New home insurance provider NHBC has published statistics showing 43,600 residential units were registered with it in the three months to the end of July 2018.
The volume of registrations – a key stage between planning consent and start on site – was up from 38,978 in the quarter to June this year.
It was also 11 per cent higher than the corresponding period a year earlier, and the largest number for any three-month period this year.
July 2018 alone saw more than 15,800 forthcoming homes registered with the NHBC – a 35 per cent increase on the same month a year earlier.
NHBC chief executive Steve Wood said: ‘Following a slow start to the year due to the extreme weather, we have had promising new home figures in recent months, with July seeing a real uplift. Over the last three months we have had growth in new home registrations in eight out of 12 UK regions, with London leading the way.’

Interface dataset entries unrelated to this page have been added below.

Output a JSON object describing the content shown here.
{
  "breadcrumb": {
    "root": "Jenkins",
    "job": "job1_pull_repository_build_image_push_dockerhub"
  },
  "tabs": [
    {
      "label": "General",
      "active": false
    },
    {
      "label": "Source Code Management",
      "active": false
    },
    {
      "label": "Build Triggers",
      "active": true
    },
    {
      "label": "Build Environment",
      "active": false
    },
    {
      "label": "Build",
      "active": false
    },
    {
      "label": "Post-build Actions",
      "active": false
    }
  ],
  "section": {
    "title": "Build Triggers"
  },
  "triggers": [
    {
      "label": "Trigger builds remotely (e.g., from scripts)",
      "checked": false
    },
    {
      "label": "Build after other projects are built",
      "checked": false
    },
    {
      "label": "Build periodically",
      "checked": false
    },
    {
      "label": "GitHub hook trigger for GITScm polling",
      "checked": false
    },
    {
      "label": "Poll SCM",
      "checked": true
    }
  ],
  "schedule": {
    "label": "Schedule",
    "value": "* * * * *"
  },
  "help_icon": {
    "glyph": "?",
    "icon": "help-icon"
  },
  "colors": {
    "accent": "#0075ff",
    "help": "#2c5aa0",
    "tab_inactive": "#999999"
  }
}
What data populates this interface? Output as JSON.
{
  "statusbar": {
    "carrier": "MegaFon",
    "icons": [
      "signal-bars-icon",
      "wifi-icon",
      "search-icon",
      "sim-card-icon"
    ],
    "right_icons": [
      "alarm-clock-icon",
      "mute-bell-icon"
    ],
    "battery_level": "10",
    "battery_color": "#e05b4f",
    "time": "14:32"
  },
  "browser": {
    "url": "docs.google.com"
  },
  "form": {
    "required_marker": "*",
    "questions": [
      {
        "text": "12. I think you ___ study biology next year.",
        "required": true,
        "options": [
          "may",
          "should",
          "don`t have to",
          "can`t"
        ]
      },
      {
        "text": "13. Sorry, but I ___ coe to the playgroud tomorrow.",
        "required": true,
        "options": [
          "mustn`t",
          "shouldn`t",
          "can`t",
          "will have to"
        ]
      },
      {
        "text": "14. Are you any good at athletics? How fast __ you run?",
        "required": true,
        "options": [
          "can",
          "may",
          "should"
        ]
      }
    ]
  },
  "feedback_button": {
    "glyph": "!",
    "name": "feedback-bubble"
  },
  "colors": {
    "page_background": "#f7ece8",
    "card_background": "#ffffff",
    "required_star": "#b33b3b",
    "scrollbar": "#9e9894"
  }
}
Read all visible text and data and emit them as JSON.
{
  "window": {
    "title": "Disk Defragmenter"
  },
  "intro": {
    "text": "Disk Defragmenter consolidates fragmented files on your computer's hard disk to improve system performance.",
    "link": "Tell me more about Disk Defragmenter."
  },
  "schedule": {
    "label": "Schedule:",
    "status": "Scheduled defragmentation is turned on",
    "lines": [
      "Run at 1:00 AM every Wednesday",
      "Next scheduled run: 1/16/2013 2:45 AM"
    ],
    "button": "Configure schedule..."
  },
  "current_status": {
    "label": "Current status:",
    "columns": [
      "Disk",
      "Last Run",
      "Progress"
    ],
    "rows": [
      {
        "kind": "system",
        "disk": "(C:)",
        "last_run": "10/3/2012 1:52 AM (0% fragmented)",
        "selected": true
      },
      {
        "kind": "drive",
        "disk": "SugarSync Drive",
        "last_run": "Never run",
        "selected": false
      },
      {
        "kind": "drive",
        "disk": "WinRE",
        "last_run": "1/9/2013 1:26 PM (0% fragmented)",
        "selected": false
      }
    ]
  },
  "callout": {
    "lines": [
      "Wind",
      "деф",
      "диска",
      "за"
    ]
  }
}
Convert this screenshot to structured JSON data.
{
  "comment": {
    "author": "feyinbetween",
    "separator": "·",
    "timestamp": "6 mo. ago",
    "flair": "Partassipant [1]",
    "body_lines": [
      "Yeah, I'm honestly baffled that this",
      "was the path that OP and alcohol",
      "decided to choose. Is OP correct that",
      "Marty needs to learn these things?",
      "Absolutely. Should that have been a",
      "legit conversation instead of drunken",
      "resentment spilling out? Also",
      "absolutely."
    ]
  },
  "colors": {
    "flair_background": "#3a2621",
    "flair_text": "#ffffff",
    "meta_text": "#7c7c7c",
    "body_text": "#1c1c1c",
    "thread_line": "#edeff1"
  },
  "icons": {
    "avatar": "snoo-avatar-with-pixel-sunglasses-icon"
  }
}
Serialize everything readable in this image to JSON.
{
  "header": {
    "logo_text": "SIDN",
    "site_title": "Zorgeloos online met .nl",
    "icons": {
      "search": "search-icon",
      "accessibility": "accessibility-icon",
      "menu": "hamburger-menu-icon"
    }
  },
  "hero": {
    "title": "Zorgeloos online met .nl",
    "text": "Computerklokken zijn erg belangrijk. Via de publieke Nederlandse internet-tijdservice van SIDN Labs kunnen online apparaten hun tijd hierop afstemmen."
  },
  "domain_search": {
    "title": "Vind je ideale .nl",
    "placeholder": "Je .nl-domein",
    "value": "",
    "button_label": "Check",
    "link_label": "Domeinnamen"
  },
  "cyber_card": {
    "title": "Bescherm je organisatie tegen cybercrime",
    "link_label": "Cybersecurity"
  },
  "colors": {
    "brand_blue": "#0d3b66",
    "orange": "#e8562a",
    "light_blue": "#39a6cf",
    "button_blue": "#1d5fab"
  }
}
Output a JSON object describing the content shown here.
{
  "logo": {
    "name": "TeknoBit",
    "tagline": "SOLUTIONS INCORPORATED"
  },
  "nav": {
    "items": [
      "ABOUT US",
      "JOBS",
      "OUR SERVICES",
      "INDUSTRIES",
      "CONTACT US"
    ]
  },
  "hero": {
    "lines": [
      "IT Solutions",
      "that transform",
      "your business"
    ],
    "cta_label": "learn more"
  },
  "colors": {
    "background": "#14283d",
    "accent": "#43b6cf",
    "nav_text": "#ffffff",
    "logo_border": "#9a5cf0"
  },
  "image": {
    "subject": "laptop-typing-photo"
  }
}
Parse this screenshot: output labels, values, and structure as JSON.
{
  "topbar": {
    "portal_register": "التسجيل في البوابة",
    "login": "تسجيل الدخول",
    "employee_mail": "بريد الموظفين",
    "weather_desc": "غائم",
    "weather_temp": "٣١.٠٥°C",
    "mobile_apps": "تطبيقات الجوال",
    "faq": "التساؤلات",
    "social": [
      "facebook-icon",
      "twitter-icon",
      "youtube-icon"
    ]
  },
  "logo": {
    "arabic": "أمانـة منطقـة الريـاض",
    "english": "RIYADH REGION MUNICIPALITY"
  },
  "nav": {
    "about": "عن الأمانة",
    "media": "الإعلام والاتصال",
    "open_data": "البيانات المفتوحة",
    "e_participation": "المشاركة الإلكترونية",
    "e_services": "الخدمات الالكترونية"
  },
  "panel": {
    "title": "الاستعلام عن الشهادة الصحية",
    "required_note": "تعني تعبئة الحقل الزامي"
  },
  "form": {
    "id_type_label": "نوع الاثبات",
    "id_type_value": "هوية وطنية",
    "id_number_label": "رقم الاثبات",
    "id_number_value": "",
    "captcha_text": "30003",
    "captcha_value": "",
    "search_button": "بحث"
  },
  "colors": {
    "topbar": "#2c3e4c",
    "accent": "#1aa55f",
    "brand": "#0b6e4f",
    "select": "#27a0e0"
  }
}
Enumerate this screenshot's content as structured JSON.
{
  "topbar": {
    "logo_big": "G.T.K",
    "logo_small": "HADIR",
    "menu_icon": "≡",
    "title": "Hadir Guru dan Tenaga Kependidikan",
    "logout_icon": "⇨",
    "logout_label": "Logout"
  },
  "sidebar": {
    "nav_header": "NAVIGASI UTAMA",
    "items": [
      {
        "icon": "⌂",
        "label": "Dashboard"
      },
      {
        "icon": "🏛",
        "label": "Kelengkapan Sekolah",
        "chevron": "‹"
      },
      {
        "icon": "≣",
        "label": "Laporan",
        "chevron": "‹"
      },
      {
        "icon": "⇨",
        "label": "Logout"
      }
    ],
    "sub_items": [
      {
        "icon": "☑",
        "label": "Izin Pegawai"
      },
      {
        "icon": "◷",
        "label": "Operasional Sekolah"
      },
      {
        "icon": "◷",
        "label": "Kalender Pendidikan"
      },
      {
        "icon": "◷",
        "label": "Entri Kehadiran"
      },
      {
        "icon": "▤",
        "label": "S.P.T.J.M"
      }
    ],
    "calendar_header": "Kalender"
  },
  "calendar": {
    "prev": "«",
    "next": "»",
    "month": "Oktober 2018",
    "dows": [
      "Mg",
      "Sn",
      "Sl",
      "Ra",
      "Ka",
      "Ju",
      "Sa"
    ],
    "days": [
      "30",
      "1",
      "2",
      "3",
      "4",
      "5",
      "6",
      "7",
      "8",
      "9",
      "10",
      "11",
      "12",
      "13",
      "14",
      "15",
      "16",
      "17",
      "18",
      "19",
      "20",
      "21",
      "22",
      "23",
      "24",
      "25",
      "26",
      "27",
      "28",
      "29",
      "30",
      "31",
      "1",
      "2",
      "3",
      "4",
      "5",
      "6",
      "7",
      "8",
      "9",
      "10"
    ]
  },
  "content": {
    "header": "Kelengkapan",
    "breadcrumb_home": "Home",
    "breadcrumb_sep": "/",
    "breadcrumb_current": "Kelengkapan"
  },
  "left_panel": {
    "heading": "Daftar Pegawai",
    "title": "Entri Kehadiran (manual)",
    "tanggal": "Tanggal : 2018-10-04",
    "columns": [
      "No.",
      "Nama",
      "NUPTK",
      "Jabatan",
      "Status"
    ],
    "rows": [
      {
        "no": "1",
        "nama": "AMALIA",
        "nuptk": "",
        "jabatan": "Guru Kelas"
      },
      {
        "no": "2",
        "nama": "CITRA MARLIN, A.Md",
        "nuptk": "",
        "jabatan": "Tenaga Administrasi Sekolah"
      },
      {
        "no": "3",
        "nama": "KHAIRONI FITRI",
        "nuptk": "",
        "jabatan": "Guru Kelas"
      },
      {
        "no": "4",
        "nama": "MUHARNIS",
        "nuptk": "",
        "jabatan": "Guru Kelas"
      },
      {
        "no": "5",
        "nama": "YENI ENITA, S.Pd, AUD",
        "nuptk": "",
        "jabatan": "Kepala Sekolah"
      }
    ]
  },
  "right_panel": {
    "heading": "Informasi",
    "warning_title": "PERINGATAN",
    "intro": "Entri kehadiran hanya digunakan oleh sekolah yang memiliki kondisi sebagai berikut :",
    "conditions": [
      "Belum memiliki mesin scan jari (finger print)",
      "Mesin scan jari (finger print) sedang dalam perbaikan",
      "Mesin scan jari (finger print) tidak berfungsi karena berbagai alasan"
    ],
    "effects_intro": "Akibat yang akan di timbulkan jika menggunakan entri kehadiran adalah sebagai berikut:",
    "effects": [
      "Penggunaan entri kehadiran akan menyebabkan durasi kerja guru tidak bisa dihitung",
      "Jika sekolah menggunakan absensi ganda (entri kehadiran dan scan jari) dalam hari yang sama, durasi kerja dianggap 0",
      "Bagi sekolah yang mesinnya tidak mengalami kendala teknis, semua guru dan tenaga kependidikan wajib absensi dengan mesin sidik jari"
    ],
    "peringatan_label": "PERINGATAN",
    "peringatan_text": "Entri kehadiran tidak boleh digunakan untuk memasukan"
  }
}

Research from the Chartered Institute of Procurement and Supply also found that housebuilding activity was growing.
However, the CIPS’s closely-watched Construction Purchasing Managers’ Index added that the rate of growth had slowed. Housing activity registered a seasonally-adjusted 54.2 in August, a sixth consecutive month of growth but down from 58.2 in July.
Separate data from economics unit Glenigan said that housing construction fell last month.
The Glenigan Residential Index – which discounts very large and super-small schemes – fell to 182 in August, down marginally from July 2018 and a 16 per cent dip from August 2017.
Meanwhile statistics published by the Ministry of Housing last week showed a drop in the volume of housing schemes granted planning permission.
District planning authorities approved 1,674 big residential projects in the first quarter of 2018. This was down 4 per cent on the same period a year earlier.
The number of minor residential proposals approved also fell by 4 per cent, this time to 10,178 – the lowest total for two years. The approval rate on small applications was just 73 per cent.